## EXERCISE BRIEF
Go through the material underneath and show every line where the string "nmodifications" occurs.

## AVAILABLE RECORDS
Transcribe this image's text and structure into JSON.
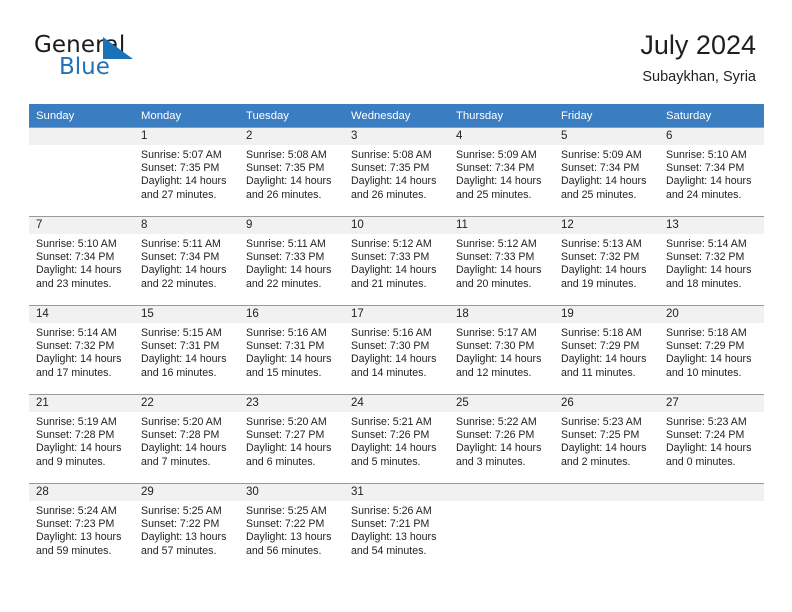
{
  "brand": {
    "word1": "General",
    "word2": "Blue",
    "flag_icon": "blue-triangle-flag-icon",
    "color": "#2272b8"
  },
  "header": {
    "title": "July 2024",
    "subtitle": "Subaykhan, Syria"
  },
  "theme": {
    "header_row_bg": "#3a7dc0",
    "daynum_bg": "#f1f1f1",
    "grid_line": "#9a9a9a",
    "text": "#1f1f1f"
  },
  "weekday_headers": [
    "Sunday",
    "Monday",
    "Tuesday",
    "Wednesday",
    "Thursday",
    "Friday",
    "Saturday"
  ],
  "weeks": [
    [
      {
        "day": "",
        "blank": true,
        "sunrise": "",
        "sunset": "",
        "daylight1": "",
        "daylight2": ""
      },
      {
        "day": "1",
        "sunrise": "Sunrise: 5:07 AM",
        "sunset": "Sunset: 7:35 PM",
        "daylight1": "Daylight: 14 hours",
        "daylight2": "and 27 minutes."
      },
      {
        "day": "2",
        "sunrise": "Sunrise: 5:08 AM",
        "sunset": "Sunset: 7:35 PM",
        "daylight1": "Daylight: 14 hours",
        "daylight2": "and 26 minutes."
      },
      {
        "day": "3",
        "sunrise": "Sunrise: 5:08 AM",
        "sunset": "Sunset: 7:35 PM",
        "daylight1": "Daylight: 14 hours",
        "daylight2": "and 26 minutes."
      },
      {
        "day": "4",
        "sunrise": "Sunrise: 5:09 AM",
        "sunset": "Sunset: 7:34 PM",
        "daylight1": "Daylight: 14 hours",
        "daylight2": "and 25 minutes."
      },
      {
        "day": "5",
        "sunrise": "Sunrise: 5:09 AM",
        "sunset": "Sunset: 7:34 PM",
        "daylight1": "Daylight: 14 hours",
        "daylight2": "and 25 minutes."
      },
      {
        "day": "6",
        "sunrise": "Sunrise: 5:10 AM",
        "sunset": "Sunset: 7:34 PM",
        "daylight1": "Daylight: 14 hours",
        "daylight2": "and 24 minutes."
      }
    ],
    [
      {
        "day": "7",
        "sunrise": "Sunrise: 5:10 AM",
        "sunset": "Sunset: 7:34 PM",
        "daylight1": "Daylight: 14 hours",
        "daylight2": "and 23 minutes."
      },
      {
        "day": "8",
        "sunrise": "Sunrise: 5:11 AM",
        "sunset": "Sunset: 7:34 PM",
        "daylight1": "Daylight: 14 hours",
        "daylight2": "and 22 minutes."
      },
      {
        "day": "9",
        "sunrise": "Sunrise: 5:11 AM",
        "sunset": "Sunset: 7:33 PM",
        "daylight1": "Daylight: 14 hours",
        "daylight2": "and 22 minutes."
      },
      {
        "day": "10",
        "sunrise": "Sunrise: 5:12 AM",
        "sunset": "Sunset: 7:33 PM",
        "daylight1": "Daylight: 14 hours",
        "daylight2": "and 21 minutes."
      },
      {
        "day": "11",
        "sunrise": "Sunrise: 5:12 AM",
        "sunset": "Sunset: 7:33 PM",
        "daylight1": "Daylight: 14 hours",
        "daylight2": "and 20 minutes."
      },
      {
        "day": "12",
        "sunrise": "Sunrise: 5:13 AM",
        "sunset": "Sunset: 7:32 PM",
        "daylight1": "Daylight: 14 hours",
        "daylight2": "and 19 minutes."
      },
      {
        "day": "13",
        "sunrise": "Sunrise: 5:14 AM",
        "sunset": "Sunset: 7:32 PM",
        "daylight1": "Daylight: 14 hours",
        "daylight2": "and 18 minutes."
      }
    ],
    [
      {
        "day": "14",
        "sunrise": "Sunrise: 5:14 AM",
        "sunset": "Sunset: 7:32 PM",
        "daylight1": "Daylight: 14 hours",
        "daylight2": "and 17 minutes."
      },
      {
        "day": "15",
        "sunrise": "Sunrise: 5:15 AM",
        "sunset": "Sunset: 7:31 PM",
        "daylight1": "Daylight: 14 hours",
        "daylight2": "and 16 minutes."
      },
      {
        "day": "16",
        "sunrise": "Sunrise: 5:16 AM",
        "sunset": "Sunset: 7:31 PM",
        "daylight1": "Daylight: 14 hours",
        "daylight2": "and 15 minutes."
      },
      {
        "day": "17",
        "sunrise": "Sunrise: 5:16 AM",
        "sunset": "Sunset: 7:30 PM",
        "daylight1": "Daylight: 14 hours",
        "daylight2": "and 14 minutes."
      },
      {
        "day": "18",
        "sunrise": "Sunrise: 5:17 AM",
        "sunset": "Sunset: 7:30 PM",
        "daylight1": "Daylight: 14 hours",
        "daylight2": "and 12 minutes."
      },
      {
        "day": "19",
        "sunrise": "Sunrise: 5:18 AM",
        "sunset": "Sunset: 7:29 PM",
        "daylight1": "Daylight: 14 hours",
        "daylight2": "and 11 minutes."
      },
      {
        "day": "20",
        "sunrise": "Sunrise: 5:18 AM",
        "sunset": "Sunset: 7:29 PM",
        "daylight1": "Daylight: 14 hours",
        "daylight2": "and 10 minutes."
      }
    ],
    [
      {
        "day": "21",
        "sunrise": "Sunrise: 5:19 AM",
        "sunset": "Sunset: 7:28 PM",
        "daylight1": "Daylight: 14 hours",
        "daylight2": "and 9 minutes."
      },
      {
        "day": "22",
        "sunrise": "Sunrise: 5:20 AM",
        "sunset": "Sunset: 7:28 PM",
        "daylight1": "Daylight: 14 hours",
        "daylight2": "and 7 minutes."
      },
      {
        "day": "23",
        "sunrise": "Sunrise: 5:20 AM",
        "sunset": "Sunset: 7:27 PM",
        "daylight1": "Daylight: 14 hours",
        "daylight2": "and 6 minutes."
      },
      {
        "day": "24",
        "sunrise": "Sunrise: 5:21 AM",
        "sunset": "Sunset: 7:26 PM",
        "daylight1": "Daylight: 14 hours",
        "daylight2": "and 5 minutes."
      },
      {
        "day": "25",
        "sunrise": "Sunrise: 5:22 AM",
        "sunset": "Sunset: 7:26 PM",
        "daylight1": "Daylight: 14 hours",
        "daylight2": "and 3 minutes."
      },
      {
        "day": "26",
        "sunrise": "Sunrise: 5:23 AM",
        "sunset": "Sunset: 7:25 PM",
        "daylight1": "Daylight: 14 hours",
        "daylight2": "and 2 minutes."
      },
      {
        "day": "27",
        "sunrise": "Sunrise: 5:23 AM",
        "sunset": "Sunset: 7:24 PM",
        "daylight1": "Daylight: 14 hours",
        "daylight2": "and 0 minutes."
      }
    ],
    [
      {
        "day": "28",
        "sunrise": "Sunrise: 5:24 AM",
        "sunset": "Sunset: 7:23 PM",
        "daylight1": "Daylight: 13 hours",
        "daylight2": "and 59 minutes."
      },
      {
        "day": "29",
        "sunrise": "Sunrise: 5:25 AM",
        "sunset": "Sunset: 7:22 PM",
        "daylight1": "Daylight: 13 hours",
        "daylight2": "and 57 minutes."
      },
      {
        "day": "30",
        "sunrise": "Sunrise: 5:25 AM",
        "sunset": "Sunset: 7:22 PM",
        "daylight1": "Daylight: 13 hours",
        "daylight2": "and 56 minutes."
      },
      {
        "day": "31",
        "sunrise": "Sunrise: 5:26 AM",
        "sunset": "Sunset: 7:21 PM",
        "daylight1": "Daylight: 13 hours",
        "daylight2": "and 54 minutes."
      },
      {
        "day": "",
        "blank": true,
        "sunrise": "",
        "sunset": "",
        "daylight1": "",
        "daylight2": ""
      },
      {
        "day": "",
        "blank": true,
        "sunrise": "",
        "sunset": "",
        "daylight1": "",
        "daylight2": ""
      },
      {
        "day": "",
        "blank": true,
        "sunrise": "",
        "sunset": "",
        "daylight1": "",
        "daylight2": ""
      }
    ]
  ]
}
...
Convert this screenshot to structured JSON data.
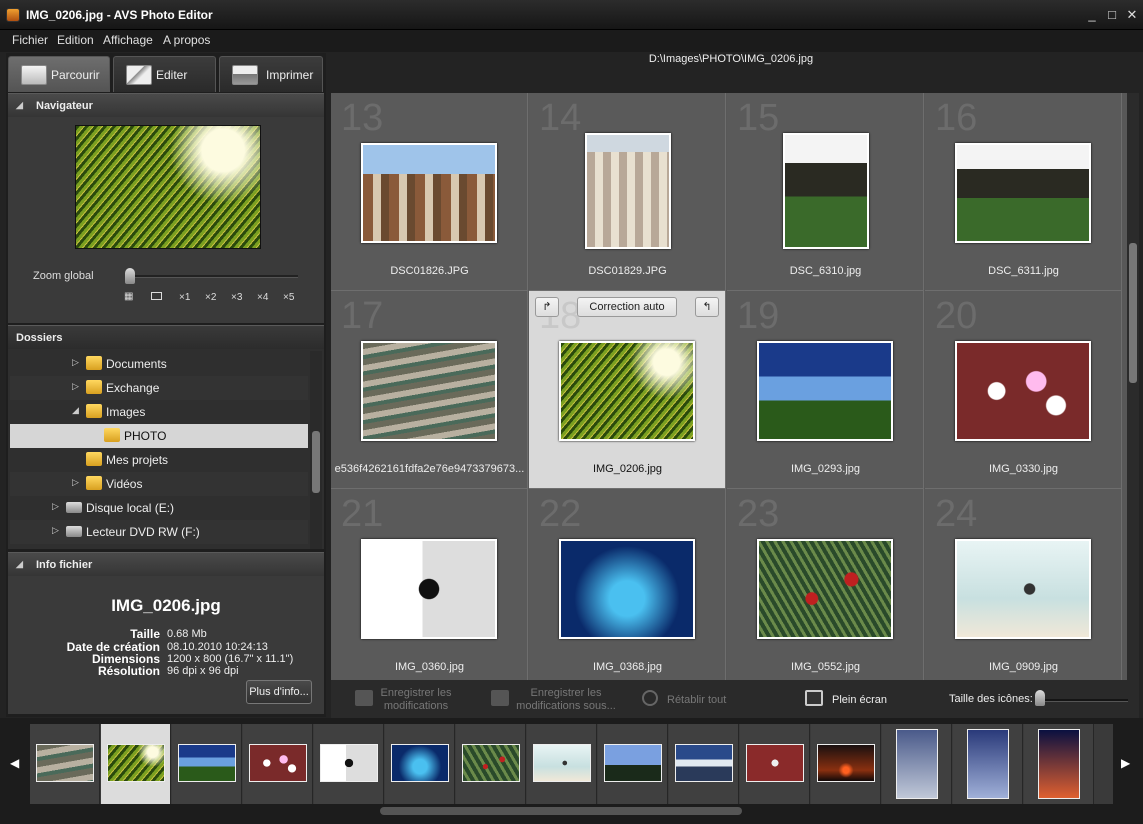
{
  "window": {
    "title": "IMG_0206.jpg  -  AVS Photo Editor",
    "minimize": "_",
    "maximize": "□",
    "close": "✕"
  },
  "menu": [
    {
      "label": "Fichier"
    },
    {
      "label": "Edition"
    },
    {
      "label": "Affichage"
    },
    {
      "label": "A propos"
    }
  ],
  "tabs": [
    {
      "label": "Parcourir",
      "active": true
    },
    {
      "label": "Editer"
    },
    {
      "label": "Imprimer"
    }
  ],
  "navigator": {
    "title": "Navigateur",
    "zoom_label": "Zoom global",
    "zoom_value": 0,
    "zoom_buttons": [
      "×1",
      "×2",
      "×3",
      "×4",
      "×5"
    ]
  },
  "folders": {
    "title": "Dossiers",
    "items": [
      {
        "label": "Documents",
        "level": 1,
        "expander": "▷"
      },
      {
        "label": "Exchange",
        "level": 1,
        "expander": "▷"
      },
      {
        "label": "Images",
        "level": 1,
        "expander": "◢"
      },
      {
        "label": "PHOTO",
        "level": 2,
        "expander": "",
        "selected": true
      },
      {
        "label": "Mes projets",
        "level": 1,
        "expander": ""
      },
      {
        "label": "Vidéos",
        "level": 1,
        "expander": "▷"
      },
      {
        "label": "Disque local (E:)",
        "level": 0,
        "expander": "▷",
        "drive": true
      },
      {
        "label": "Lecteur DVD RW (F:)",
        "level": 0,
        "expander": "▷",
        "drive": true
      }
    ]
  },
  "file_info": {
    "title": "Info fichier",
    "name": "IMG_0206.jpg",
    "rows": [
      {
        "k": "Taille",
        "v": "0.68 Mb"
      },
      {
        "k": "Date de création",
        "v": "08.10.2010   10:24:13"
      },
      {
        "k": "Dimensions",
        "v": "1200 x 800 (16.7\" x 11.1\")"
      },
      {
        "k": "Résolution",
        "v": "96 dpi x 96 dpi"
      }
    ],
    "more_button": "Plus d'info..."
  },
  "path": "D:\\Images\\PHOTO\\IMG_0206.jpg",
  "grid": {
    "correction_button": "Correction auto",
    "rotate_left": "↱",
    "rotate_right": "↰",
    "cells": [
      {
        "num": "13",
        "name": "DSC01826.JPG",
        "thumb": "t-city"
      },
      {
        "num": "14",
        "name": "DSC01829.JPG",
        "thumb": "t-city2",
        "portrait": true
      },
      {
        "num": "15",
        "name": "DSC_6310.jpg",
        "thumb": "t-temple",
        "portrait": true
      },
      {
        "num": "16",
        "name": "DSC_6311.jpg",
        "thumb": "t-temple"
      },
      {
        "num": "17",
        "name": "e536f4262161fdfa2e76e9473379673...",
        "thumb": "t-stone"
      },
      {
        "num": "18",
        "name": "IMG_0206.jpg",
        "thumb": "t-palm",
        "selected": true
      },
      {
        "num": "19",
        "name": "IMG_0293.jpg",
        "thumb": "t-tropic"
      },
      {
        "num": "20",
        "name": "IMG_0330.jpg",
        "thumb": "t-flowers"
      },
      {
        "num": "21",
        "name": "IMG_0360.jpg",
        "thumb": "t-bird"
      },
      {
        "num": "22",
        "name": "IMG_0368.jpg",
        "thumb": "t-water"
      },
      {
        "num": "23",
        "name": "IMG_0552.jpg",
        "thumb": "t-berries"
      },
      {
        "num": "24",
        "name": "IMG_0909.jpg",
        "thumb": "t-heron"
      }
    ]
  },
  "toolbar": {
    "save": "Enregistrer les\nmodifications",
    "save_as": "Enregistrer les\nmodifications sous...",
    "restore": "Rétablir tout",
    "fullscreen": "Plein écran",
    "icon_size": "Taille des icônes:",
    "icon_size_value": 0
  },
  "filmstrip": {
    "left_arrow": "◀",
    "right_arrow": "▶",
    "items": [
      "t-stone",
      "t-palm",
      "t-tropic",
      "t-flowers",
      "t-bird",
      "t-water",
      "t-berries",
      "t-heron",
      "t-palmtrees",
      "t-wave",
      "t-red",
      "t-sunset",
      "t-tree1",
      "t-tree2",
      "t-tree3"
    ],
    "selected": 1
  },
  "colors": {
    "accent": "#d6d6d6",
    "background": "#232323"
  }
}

## ANSWER SECTION
    "save": "Enregistrer les\nmodifications",
    "save_as": "Enregistrer les\nmodifications sous...",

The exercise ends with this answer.